  • Sam

    Peter @8, in keeping with your remarks about Obama and the politics of blacks, here’s a good article that sheds like on the race question. I’ve posted the link and the first few paragraphs.


    “By Tim Wise

    For those who still can’t grasp the concept of white privilege, or who are looking for some easy-to-understand examples of it, perhaps this list will help.

    White privilege is when you can get pregnant at seventeen like Bristol Palin and everyone is quick to insist that your life and that of your family is a personal matter, and that no one has a right to judge you or your parents, because “every family has challenges,” even as black and Latino families with similar “challenges” are regularly typified as irresponsible, pathological and arbiters of social decay.

    White privilege is when you can call yourself a “f***in’ redneck,” like Bristol Palin’s boyfriend does, and talk about how if anyone messes with you, you’ll “kick their f***in’ a**,” and talk about how you like to “shoot s***” for fun, and still be viewed as a responsible, all-American boy (and a great son-in-law to be) rather than a thug.

    White privilege is when you can attend four different colleges in six years like Sarah Palin did (one of which you basically failed out of, then returned to after making up some coursework at a community college), and no one questions your intelligence or commitment to achievement, whereas a person of color who did this would be viewed as unfit for college, and probably someone who only got in in the first place because of affirmative action. ”


  • Anon

    Bryan, Obama has suggested that -all- Americans have a manditory term of service to the State. I suppose that this slavery could be served in the armed forces by some percentage of the populace.

    President Clinton also kept at least half of Iraq under occupation by Combat Air Patrol; the “no fly zones.” He may well have ignored its NBC weapons programs, as he did Al Quaeda in the Sudan, but those who say that only President Bush was involved militarily with Mesopotamia have forgotten their very recent history.

    As to race, there is only one living human race, biologically-speaking. To ignore reverse discrimination in colleges this long after 1964 is pretty bizarre.

  • Joel – regarding Zimbabwe: I’ve been there – pre-2000 – and it certaily was not a communist state.

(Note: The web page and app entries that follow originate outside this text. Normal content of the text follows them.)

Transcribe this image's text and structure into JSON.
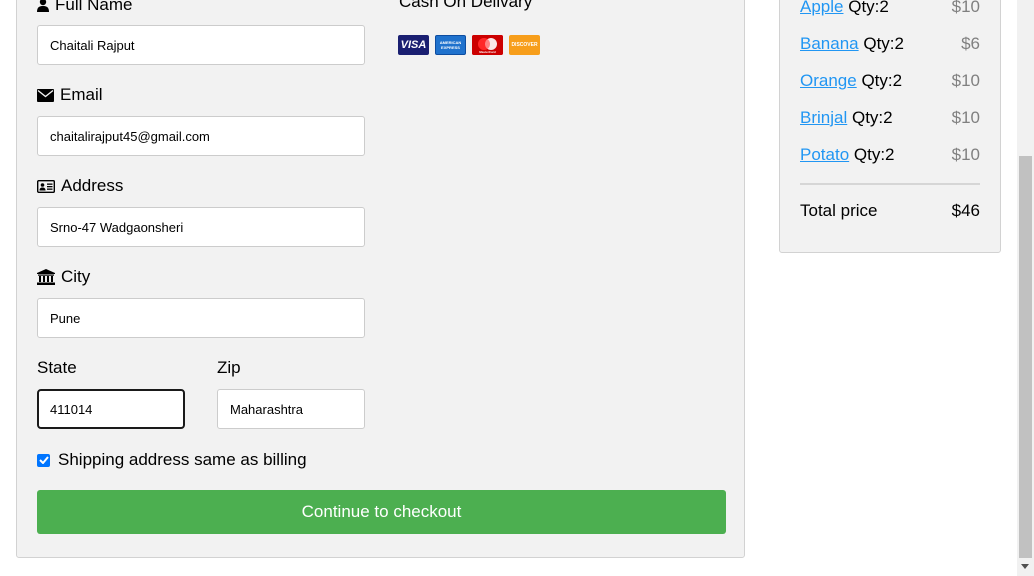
{
  "billing": {
    "fullname_label": "Full Name",
    "fullname_value": "Chaitali Rajput",
    "email_label": "Email",
    "email_value": "chaitalirajput45@gmail.com",
    "address_label": "Address",
    "address_value": "Srno-47 Wadgaonsheri",
    "city_label": "City",
    "city_value": "Pune",
    "state_label": "State",
    "state_value": "411014",
    "zip_label": "Zip",
    "zip_value": "Maharashtra"
  },
  "payment": {
    "label": "Cash On Delivary",
    "cards": [
      {
        "name": "VISA",
        "color": "#1a1f71"
      },
      {
        "name": "AMERICAN EXPRESS",
        "color": "#1f72cd"
      },
      {
        "name": "MasterCard",
        "color": "#eb001b"
      },
      {
        "name": "DISCOVER",
        "color": "#f79e1b"
      }
    ]
  },
  "shipping": {
    "checkbox_label": "Shipping address same as billing",
    "checked": true
  },
  "checkout_button": "Continue to checkout",
  "cart": {
    "items": [
      {
        "name": "Apple",
        "qty": "Qty:2",
        "price": "$10"
      },
      {
        "name": "Banana",
        "qty": "Qty:2",
        "price": "$6"
      },
      {
        "name": "Orange",
        "qty": "Qty:2",
        "price": "$10"
      },
      {
        "name": "Brinjal",
        "qty": "Qty:2",
        "price": "$10"
      },
      {
        "name": "Potato",
        "qty": "Qty:2",
        "price": "$10"
      }
    ],
    "total_label": "Total price",
    "total_value": "$46"
  },
  "colors": {
    "accent_button": "#4caf50",
    "link": "#2196f3",
    "card_bg": "#f2f2f2"
  }
}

What happened after 2000 had nothing to do with Communism, but with neo-fascist and classic despotic behaviour. It has damaged the country incredibly.

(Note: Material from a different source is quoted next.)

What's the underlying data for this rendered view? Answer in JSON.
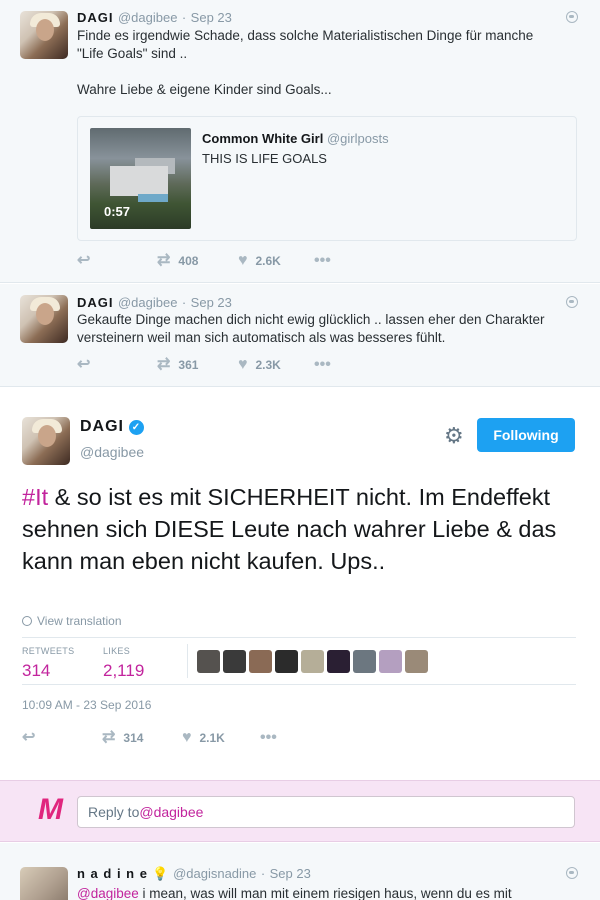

    But to throw labels around without really knowing what is happening, or without bothering to understand both the label and the situation, is wrong. A bit like adolescent name-calling. Not every stick is good to beat a wrongdoer with.